I reached that point when I was just ten years old. One day, and I am not even honestly sure what happened to bring me to that point, I went into the bathroom at my uncle’s apartment where I was staying with him and his boyfriend, and I cut my wrists. My uncle and his boyfriend were at work, so there was no one there to help me afterward. I can’t say I felt sad. I couldn’t feel anything mentally or physically. Luckily I guess, I did not cut them deep enough to die, so after watching the blood coming out of my wrists for awhile, I got some bandages and put them over the cuts. That night when I went home and sat at the table with everyone in my family, no one seemed to notice or ask me any questions about why I did it. This was how my family was, and what I lived with every day I still lived with them.

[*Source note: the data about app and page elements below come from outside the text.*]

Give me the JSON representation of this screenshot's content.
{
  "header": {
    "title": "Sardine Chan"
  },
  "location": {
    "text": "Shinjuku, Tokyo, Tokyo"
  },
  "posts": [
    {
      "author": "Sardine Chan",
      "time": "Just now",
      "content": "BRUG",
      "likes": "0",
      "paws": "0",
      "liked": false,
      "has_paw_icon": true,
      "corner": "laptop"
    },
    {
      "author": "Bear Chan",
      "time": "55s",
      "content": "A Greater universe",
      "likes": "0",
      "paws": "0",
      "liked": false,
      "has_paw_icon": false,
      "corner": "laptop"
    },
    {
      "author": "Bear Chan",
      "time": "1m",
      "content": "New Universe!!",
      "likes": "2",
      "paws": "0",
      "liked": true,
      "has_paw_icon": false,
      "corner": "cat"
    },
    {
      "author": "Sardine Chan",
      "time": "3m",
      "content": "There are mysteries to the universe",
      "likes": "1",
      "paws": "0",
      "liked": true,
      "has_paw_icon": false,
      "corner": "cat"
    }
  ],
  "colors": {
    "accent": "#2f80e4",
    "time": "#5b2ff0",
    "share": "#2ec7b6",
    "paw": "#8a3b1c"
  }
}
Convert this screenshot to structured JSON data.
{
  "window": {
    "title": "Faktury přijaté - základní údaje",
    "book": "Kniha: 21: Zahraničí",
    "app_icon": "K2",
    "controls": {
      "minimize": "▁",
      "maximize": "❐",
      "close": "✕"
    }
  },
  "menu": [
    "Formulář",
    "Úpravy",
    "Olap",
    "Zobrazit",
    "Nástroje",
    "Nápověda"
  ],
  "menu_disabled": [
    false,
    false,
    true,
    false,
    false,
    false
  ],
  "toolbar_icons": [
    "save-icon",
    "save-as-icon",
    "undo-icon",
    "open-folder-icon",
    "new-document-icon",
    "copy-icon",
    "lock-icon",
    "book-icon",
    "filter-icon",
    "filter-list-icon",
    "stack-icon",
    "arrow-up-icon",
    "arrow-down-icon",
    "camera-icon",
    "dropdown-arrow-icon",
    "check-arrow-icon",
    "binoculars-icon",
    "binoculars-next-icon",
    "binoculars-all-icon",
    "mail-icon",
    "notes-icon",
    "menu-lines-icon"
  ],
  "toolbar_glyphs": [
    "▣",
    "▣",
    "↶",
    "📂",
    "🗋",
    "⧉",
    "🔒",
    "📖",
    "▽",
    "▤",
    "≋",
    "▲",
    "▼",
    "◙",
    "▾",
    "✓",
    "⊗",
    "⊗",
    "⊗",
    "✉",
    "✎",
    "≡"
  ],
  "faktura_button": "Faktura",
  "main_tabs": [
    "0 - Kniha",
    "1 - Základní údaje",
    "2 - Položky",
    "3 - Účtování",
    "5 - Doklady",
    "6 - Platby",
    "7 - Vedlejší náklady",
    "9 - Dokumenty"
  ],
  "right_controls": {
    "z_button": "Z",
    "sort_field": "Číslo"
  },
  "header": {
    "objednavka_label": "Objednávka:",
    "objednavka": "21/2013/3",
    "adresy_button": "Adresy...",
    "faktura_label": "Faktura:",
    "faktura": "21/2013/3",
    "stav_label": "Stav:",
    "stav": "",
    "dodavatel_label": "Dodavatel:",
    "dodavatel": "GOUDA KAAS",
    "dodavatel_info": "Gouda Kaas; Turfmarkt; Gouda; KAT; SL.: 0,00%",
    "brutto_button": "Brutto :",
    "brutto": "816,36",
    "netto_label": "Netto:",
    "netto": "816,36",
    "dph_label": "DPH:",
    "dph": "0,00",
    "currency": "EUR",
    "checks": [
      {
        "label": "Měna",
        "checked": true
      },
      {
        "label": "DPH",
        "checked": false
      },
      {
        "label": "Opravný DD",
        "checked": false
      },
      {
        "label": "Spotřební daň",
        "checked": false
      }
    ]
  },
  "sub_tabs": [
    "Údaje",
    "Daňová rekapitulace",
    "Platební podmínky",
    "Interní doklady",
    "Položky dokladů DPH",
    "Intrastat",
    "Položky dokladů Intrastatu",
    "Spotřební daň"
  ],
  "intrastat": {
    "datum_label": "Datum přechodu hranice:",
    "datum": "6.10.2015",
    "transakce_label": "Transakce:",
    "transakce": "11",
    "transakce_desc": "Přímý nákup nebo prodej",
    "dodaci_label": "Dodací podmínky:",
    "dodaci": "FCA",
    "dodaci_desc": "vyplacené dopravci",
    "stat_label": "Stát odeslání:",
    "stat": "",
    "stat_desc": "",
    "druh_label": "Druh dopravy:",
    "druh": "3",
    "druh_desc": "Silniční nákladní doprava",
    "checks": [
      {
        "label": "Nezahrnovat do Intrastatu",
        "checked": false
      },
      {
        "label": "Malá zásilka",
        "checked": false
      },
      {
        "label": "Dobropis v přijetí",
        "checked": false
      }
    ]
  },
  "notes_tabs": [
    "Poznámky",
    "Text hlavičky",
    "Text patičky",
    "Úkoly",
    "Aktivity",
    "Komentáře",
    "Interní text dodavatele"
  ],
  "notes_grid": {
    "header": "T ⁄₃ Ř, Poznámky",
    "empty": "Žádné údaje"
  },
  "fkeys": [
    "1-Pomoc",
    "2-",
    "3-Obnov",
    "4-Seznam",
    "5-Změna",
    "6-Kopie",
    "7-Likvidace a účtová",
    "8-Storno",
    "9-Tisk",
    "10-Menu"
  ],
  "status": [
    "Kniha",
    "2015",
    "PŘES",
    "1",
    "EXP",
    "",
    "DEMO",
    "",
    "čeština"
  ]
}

I want to say that this would not be the last time I would do this or try to end my life some other way. I think there were a lot more than 20 times of doing this. I am still here to tell this story, so I was not successful, but there were several times in my life that nearly truly ended my life. But as I have told you, we are all on this plane because of some miraculous design. We need to be here to help each other and to help this earth. If we were not meant to be here, we would not be here.
So no matter how bad your pain is or how much it seems like a good idea, trust that it is not. You do not deserve to die. You need to live like me. Yes, I suffer with mental pain all the time, and it is hard for me at times to want to live, but these days I try very hard because I know that I might just save one other life, or I might find a way to help someone or some animal that might make a difference for someone else. This is the way the earth works. And so we can all live here and find something good to do for each other and for the world. LIVE!
Anne’s Special Needs Classroom with Children’s Art
I love special needs children. And I love art, so I have tried to infuse my classes with art through the many years I did this work. This particular project was a call for art to cover a gas station in New York used specifically for that purpose one time. The project was a fiber arts project, 3′ x 3′ square from each group that contributed one. The project, chosen by the children, was a world with lots of hand prints on it. The world was painted onto quilt batting painted blue, and the children’s hands were hand prints they all made. The hand prints were cut out and stitched onto and around the world and each child wrote his or name on the hands. They also helped put the name of their school on the piece.
The children learned much beyond just creating art. They learned how to do a project together with minimum guidance. And they learned what it was like to have something they created go across the U.S. and got to see it online up with all the other projects. They got to have a sense of pride in doing something so much larger than their own little world. I am so glad I got to help them do this project.
All children should get to experience art, just as reading out loud to them is good for their growth too. They need to learn to be ok if they make mistakes, and to accept and appreciate the miracle of what they have made, even if it is not perfect in adult eyes. How many art projects have any of us who create art made with imperfections? Imperfections are what makes art that is truly unique and fantastic. In the same sense, special needs children are unique and amazing people with so much to offer the world. Thank you one and all, and bless each of you for the New Year and all the years that follow.